Original architect: Thomas Lamb; restoration architect: Mandel Sprachman; restoration consultant: David Hannivan.
The architectural style of the building provided the important link between the nickelodeon, vaudeville and movie palace eras; the building exemplified the old and new of these changing times and contained features unprecedented in the traditional vaudeville theatres of Toronto
Special features include: the exterior box office, a Corinthian columned lobby, the narrow main lobby façade and the lobby corridor to the auditorium, and the single balconies supported by enormous cantilever steel trusses
65,000 square feet of new space was added, including: cascading lobbies, an eight-storey backstage addition containing dressing rooms, loading docks, rehearsal studios and other facilities for contemporary theatre use. A crossover bridge creating access to escalators for the new lounges and washrooms on each level
In the Elgin, opera boxes and plaster details were re-created where they had been damaged or removed over the years; details over the proscenium and balcony facia were sculpted, cast and replaced.
Wafer-thin aluminum leaf were used in the seven-step process of re-gilding the plaster details in the Elgin; “scagliola,” the process of marble veining, was used in the lobby and grand staircase, with over 10,000 square feet of surface being re-created or conserved.
Hundreds of pounds of bread dough was used to clean 20,000 square feet of hand-painted walls in the Winter Garden Theatre.

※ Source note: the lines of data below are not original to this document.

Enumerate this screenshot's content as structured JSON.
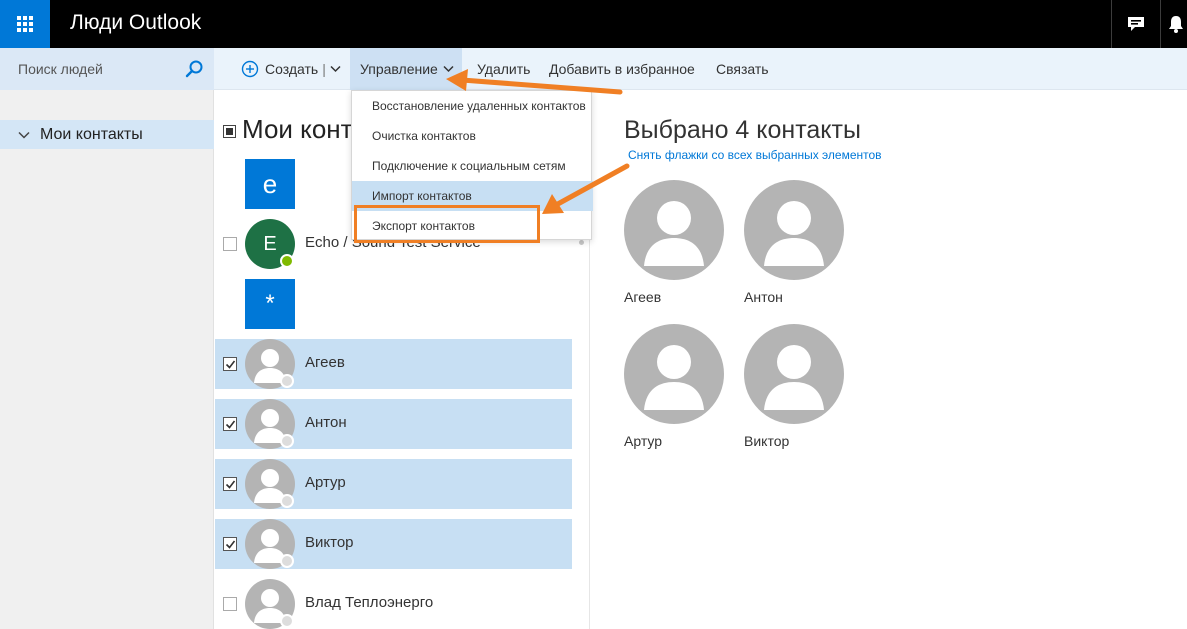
{
  "app": {
    "title": "Люди Outlook"
  },
  "search": {
    "placeholder": "Поиск людей"
  },
  "commands": {
    "create": "Создать",
    "manage": "Управление",
    "delete": "Удалить",
    "add_favorite": "Добавить в избранное",
    "link": "Связать"
  },
  "nav": {
    "my_contacts": "Мои контакты"
  },
  "list": {
    "title": "Мои конт",
    "contacts": [
      {
        "tile": "e",
        "name": "",
        "selected": false
      },
      {
        "tile": "E",
        "name": "Echo / Sound Test Service",
        "selected": false
      },
      {
        "tile": "*",
        "name": "",
        "selected": false
      },
      {
        "name": "Агеев",
        "selected": true
      },
      {
        "name": "Антон",
        "selected": true
      },
      {
        "name": "Артур",
        "selected": true
      },
      {
        "name": "Виктор",
        "selected": true
      },
      {
        "name": "Влад Теплоэнерго",
        "selected": false
      }
    ]
  },
  "manage_menu": {
    "items": [
      "Восстановление удаленных контактов",
      "Очистка контактов",
      "Подключение к социальным сетям",
      "Импорт контактов",
      "Экспорт контактов"
    ],
    "highlighted": "Импорт контактов"
  },
  "detail": {
    "title": "Выбрано 4 контакты",
    "clear_link": "Снять флажки со всех выбранных элементов",
    "cards": [
      "Агеев",
      "Антон",
      "Артур",
      "Виктор"
    ]
  },
  "colors": {
    "brand": "#0078d7",
    "annotation": "#f07f24",
    "selection": "#c7dff3"
  }
}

The famous theatre now known as the Elgin and Winter Theatre Centre, opened nearly 110 years ago. Thanks to conservation efforts over the last forty years, stepping inside the theatre is like stepping into a different era. While experiencing the breathtaking grand staircase and hand-painted walls, one might also have a spooky encounter with a ghost. The theatres most famous ghost is the “Lavender Lady”, and she is so famous she was featured in Canada Posts’ haunted Canada stamp collection. The “Lavender Lady” is a bit a mystery, rumoured to be a rival actress or a wife of a Vaudeville girls’ admirer. You will know if you experience the “Lavender Lady” as she has three characteristics: being spotted on the grand staircase or the original historic elevators, causing a temperature drop or cold breeze, and leaving behind the smell of lavender. The theatre holds other spooky spirits like Sam, the trombone player, a voice in the dark, and the rehearsal interlopers. Learn more about the Elgin and Winter Theatre Centre’s ghosts through virtual tours available on their website. Click here.
Image from https://postagestampguide.com/canada/series/1672/haunted-canada.